Even today, reports CBS News correspondent Jim Acosta, U.S. soldiers are training for the next attack.
Today troops are conducting what the army considers its most critical training exercise: an American convoy comes under attack in an Iraqi village. Homemade bombs explode and gunfire erupts — all set in motion by an IED, or improvised explosive device. The soldiers have to react.
The army gives this mock battle, staged at Ft. Polk in Louisiana, a gritty realistic edge — from hiring Iraqi-Americans to play panicking residents covered in fake blood — and a barrage of pyrotechnics.
The IED has changed the face of urban warfare, so much that the army now exposes nearly every soldier — even those on their second deployment — to this situational training.
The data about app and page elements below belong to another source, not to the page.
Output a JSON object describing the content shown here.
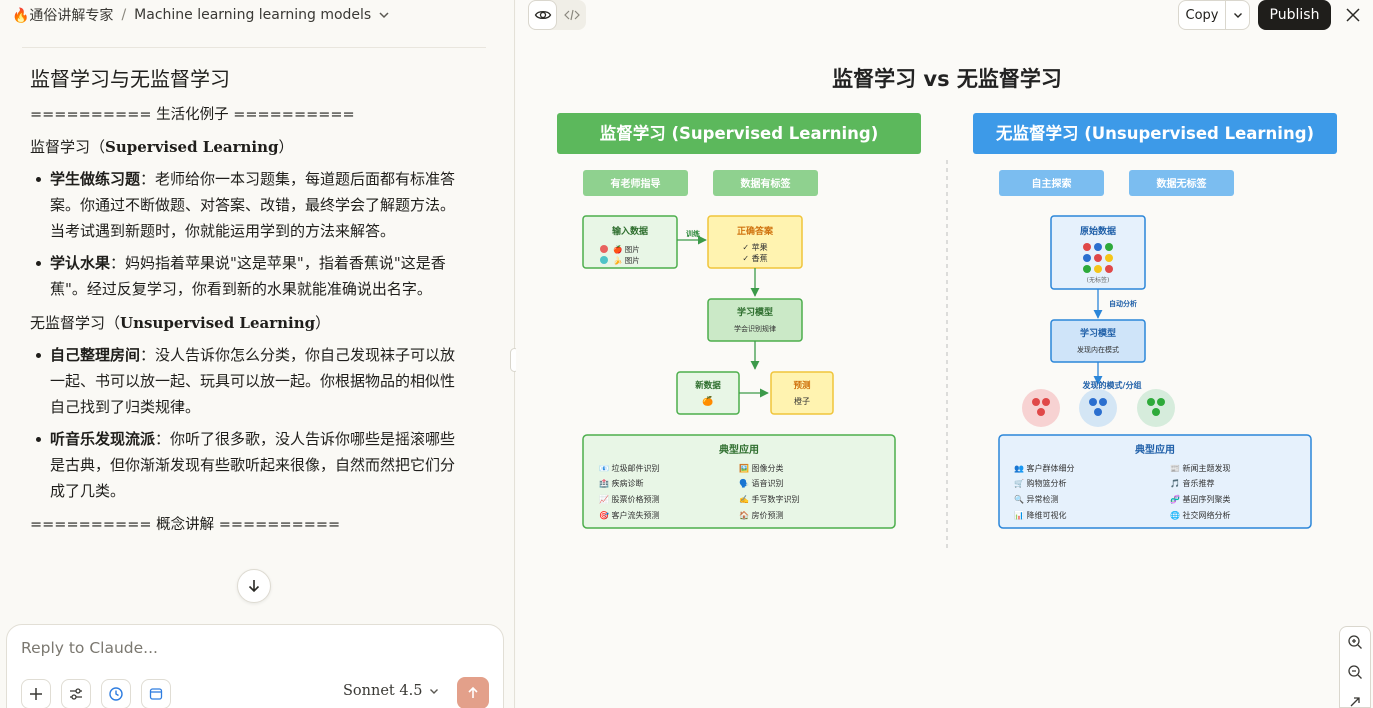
{
  "header": {
    "project": "🔥通俗讲解专家",
    "separator": "/",
    "conversation": "Machine learning learning models"
  },
  "chat": {
    "heading": "监督学习与无监督学习",
    "sep_examples": "========== 生活化例子 ==========",
    "sup_title_prefix": "监督学习（",
    "sup_title_en": "Supervised Learning",
    "sup_title_suffix": "）",
    "sup_items": [
      {
        "label": "学生做练习题",
        "text": "：老师给你一本习题集，每道题后面都有标准答案。你通过不断做题、对答案、改错，最终学会了解题方法。当考试遇到新题时，你就能运用学到的方法来解答。"
      },
      {
        "label": "学认水果",
        "text": "：妈妈指着苹果说\"这是苹果\"，指着香蕉说\"这是香蕉\"。经过反复学习，你看到新的水果就能准确说出名字。"
      }
    ],
    "unsup_title_prefix": "无监督学习（",
    "unsup_title_en": "Unsupervised Learning",
    "unsup_title_suffix": "）",
    "unsup_items": [
      {
        "label": "自己整理房间",
        "text": "：没人告诉你怎么分类，你自己发现袜子可以放一起、书可以放一起、玩具可以放一起。你根据物品的相似性自己找到了归类规律。"
      },
      {
        "label": "听音乐发现流派",
        "text": "：你听了很多歌，没人告诉你哪些是摇滚哪些是古典，但你渐渐发现有些歌听起来很像，自然而然把它们分成了几类。"
      }
    ],
    "sep_concepts": "========== 概念讲解 =========="
  },
  "composer": {
    "placeholder": "Reply to Claude...",
    "model": "Sonnet 4.5"
  },
  "artifact": {
    "copy_label": "Copy",
    "publish_label": "Publish"
  },
  "diagram": {
    "title": "监督学习 vs 无监督学习",
    "sup": {
      "header": "监督学习 (Supervised Learning)",
      "tag1": "有老师指导",
      "tag2": "数据有标签",
      "input_title": "输入数据",
      "input_row1": "🍎 图片",
      "input_row2": "🍌 图片",
      "train_label": "训练",
      "answer_title": "正确答案",
      "answer_row1": "✓ 苹果",
      "answer_row2": "✓ 香蕉",
      "model_title": "学习模型",
      "model_sub": "学会识别规律",
      "new_title": "新数据",
      "new_icon": "🍊",
      "pred_title": "预测",
      "pred_value": "橙子",
      "apps_title": "典型应用",
      "apps": [
        "📧 垃圾邮件识别",
        "🖼️ 图像分类",
        "🏥 疾病诊断",
        "🗣️ 语音识别",
        "📈 股票价格预测",
        "✍️ 手写数字识别",
        "🎯 客户流失预测",
        "🏠 房价预测"
      ]
    },
    "unsup": {
      "header": "无监督学习 (Unsupervised Learning)",
      "tag1": "自主探索",
      "tag2": "数据无标签",
      "raw_title": "原始数据",
      "raw_note": "(无标签)",
      "auto_label": "自动分析",
      "model_title": "学习模型",
      "model_sub": "发现内在模式",
      "found_label": "发现的模式/分组",
      "apps_title": "典型应用",
      "apps": [
        "👥 客户群体细分",
        "📰 新闻主题发现",
        "🛒 购物篮分析",
        "🎵 音乐推荐",
        "🔍 异常检测",
        "🧬 基因序列聚类",
        "📊 降维可视化",
        "🌐 社交网络分析"
      ]
    },
    "colors": {
      "sup_green": "#5cb85c",
      "unsup_blue": "#3d9ae8",
      "answer_yellow": "#fff3b0",
      "red_group": "#e04848",
      "blue_group": "#2b6fcf",
      "green_group": "#2eaa3a"
    }
  }
}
IEDs are now the No. 1 cause of causalities in Iraq. Of the almost 2,500 soldiers killed in this war, about one-third were the result of these improvised explosives.
"They said it was going to be somewhat real," says Staff Sgt. William Payne. "I took it for granted and didn't think it would be, and this is as real as it gets, right here."
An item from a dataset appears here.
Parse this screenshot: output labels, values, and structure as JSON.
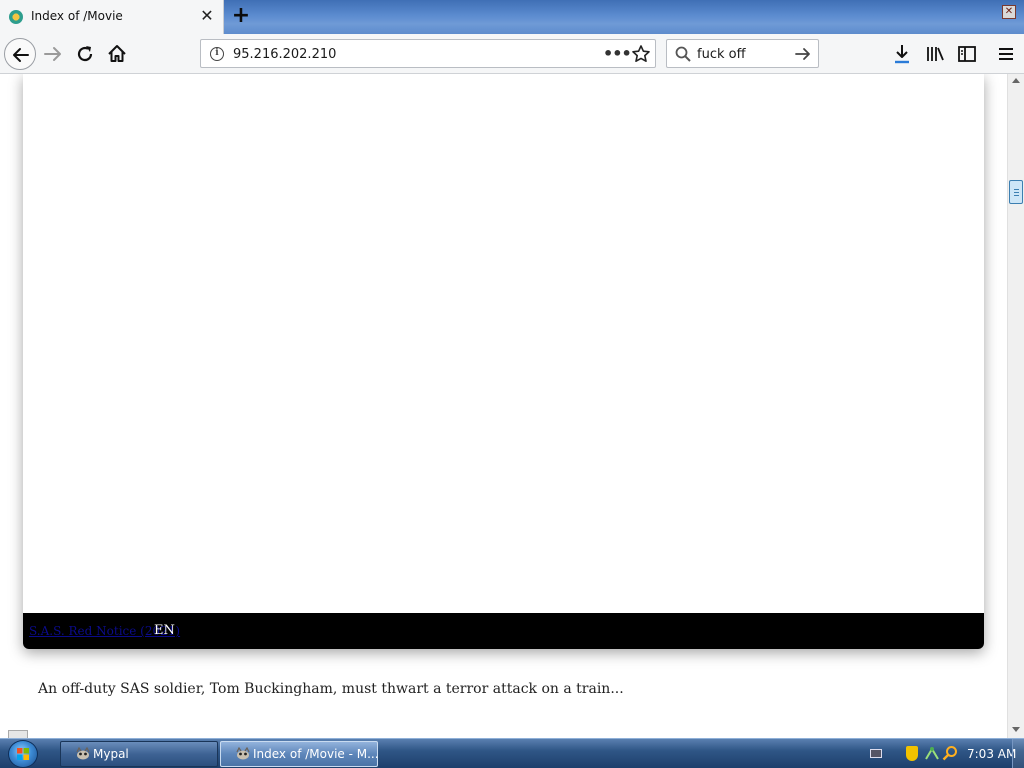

Payne knows full well the power of these hidden bombs. In Iraq, he earned the Silver Star by pulling wounded soldiers out of an armored vehicle that was blown up by an IED two years ago. When we met Sgt. Payne, he had just gotten word that Abu Musab al Zarqawi was dead.
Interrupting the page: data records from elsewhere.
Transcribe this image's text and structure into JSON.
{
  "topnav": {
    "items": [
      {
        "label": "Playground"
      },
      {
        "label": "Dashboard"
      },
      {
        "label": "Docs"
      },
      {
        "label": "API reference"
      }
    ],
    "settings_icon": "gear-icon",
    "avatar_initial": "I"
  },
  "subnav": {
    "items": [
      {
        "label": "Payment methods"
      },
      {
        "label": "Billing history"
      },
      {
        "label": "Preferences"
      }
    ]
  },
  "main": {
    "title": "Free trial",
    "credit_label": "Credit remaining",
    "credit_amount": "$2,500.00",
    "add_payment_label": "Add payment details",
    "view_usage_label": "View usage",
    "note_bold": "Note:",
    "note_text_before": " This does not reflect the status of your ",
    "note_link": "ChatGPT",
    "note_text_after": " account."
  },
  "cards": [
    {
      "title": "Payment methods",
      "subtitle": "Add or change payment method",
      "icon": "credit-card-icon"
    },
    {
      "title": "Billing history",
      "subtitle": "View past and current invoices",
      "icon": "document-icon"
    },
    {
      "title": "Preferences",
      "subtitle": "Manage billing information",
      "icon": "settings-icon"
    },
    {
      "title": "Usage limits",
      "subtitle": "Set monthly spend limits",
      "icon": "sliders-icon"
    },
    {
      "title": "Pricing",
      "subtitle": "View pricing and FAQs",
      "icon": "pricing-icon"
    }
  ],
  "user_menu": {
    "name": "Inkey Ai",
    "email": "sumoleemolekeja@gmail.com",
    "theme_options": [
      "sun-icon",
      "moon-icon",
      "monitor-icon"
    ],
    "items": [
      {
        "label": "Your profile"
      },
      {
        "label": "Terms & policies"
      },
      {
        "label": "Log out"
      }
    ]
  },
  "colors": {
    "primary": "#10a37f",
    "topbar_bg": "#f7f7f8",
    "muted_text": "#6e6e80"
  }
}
"Probably the best news I've heard all year so far," he said.
But these soldiers know Zarqawi's death doesn't mean the end of homemade bombs. This training might mean the difference between life and death.
Brig. Gen. Mike Barbero is confident this IED training will save lives. "We want our soldier's worst day to be here rather than in Baghdad," he says. "We want them to experience an IED, an RPG, a small arms engagement, a mortar attack here."
The training at Ft. Polk is so well respected that the army is planning to export this exercise to military installations across the country.